Kennedy began writing the screenplay in late 2011. 'It was something I had to get out of me, a story about Northern Ireland that was not about the Troubles.' When the first draft was completed, and Kennedy realised that it was good, he spent the next year working on it almost exclusively, revising drafts and assembling cast and crew.
Friends and acquaintances from the theatre world came on board, as well as a number of professional filmmakers like director of photography, Kevin Treacy, and Kennedy looks back on the shoot as a steep learning curve, but a process that he nevertheless enjoyed.
'We shot the whole movie in 13 days in Belfast and one day in Paris, which is kind of unheard of for a feature. We really planned it meticulously and worked fast. I'm not sure I would do it again in a hurry, but I got a thrill from doing the edit, watching it back, looking up at the screen at the actors saying my lines and thinking, "God, I wrote that.

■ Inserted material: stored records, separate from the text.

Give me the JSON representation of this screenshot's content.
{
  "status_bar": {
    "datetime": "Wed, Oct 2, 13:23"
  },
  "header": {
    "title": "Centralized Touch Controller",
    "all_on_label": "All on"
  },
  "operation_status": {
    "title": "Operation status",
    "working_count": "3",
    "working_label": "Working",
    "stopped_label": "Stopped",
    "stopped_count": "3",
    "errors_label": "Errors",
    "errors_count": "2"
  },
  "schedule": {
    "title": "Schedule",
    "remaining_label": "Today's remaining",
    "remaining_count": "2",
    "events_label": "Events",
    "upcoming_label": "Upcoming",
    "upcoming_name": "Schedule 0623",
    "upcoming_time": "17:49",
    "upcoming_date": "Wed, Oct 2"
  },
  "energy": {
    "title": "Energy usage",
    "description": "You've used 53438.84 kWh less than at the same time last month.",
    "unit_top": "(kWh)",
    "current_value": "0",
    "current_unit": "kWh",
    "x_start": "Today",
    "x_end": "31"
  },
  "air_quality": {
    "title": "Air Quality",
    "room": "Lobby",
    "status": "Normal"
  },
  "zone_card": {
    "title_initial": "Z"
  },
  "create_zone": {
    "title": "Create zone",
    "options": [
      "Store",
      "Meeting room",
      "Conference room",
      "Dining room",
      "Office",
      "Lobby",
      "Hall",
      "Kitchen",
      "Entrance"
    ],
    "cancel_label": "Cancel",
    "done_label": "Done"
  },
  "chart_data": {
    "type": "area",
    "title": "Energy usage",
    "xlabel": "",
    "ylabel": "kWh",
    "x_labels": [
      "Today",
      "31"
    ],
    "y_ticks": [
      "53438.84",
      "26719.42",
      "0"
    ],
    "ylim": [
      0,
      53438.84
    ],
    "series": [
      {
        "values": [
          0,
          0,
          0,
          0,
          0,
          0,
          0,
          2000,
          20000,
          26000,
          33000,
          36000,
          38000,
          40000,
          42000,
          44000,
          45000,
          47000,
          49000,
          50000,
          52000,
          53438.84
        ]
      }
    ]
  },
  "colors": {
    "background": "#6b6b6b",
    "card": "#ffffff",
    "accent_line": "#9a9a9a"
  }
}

I remember sitting on my sofa writing that scene". It's kind of surreal.'
Although he has worked in London and elsewhere as an actor, Kennedy is quick to point out that Jack's story of returning home to a Belfast that he would rather have forgotten is not autobiographical.
'Obviously when you're writing a story there's always going to be a little bit of the writer's personal politics in there,' Kennedy says. 'But there's very little of me in the movie. I'm 33-years-old and I still haven't figured out what my personal politics are. There are certain scenes in the movie that are political with a small p. But, because of the nature of where we're from, I'm sure people will see metaphors where perhaps there are none.'
In order to stave off the nerves, Kennedy is imaging the Belfast Film Festival premiere as the film's first 'test screening', which will ultimately decide the immediate and long-term future for Made in Belfast – whether or not a tour of film festivals would be viable, and the likelihood of a general release later in the year. Yay or nay, Kennedy is simply happy to be working, and considers it 'an honour' that anyone would mention his film in the same breath as Good Vibrations.
'It's a brilliant film,' he beams. 'Lisa and Glenn are good friends of mine, and I acted in their debut, Cherrybomb. It's very satisfying to see that their film is doing so well. Hopefully I will enjoy the same success with Made in Belfast. Fingers crossed.'
In the meantime, and with Made in Belfast now firmly in the can, Kennedy lets slip an exclusive – information on his next project, an adaptation of playwright Pearse Elliot's Fisher's of Men.
'I recently bought the rights and am working on developing it into a screenplay right now. Hopefully we will start shooting later this year or maybe the start of next year. I'm going out to Cannes to spread the word and try to raise a little money for it – we'll need a lot more than what it took to make Made in Belfast. There's some beautiful imagery in Pearse's play, and I would love to try to turn that into a movie.'
The Belfast Film Festival runs from April 11 – 21. Visit the festival website for more information on events and booking.